Changing Attitude has issued a response to the Archbishop of Canterbury's Advent Letter.
The Archbishop of Canterbury’s Advent letter outlines his perspective on the crisis affecting the Anglican Communion and his plans and expectations for the Lambeth Conference and the proposed Covenant.
The Archbishop naturally focuses his attention on the Primates, bishops and Instruments of Communion, and the leaders and pressure groups who are exacerbating the crisis.
What the Archbishop is unable to do is articulate the experience and views of lesbian, gay, bisexual and transgendered (LGBT) members of the Anglican Communion. We are a minority but our numbers are not insignificant. If the Communion has 75 million members, at a conservative estimate there are likely to be 3.75 million LGBT people among them.
Attention is further focussed on one faithfully partnered bishop. The experience of 3.75 million LGBT members of the Communion is ignored. Changing Attitude and Integrity between us give voice and visibility to a tiny minority of the minority.
Hostility to LGBT people in the Communion is primarily expressed towards those who live in the “west”. We have benefited from over a century of progress in the development of confidence, visibility, secular political action and Christian integrity among LGBT Anglicans. The majority of the 3.75 million live in nations with penal codes condemning homosexual people to death or long-term imprisonment and a culture of prejudice and aggression towards LGBT people.
LGBT people in those countries internalise the hatred and prejudice targeted at them by those in our Communion who hold extreme conservative views, justified by Biblical literalism and fundamentalism. They are subject to demonisation, hatred, arrest, rape, torture, imprisonment and death. The Anglican Communion cannot resolve its differences without attending to the scandalous injustices perpetrated against LGBT people, often using the justification of scripture and Christian tradition.
In this context, the election to the episcopate of a partnered gay or lesbian person or the blessing of same-sex relationships cannot be allowed ultimately to determine the future of the Anglican Communion and the place of LGBT people within it. Our full inclusion must be the only outcome.
Dr Williams asks whether those holding a variety of views can be recognised as belonging to the same family, asking this especially of those who have gone “against the strong, reiterated and consistent advice of the Instruments of Communion.“ LGBT people in every Province already belong to the Anglican family. The Archbishop risks sending a message to us, yet again, that we are either to be treated as second-class citizens in our church or rendered so invisible as to be not worth taking into consideration.

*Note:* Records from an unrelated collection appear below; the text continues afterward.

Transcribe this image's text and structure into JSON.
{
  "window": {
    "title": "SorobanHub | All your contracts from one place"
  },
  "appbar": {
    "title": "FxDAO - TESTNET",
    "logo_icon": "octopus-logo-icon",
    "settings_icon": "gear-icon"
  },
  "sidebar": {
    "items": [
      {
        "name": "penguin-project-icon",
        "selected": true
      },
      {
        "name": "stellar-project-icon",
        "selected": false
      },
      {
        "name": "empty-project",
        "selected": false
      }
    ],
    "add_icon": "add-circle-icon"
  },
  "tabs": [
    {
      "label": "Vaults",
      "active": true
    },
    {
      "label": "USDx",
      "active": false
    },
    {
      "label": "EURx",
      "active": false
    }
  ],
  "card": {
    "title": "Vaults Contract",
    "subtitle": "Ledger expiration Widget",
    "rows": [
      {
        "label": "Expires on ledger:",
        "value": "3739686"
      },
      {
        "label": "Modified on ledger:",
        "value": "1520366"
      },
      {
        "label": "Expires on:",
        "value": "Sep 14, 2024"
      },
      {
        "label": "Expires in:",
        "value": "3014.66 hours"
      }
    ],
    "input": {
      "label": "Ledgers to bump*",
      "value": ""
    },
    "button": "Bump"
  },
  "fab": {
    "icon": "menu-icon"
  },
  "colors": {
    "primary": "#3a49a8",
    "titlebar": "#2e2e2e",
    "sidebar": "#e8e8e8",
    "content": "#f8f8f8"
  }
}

Dr Williams identifies the present practical challenge as finding ways of working out a fruitful, sustainable and honest relationship for bishops who have committed themselves to the proposals of the Windsor Report in the Camp Allen conference, as well as others who have looked for more radical solutions both with their own province and with the wider Communion.
There is a more critical challenge for LGBT Anglicans beyond this problem of how groups with different Christian perspectives live together. How does the Communion live, in every part of the world, with LGBT Anglicans who are baptised and confirmed, engaged in lay leadership, ordained as priests and bishops, some of whom, in every part of the world, live in loving, faithfully-partnered relationships? This isn‘t solely a problem for The Episcopal Church, the Diocese of New Hampshire or for couples who receive the blessing of the church. It is a challenge to the whole church to recognise that God creates and calls LGBT people to become Christians and to fall in love.
Ultimately, it is in this wider context that the Anglican Communion will have to think about the present crisis. Can the church fully, honestly and gratefully recognise the gifts that LGBT people bring? The debates about sexuality may at present be a standoff between those who are 'for' and those who are 'against' the welcoming of homosexual people in the Church. The debate will not be resolved by the adoption of a Covenant nor agreement by bishops at Lambeth. It can only be resolved when the church honours in full the integrity of partnered LGBT people in congregations and in the ministry of the church in every Province.
Read it all here.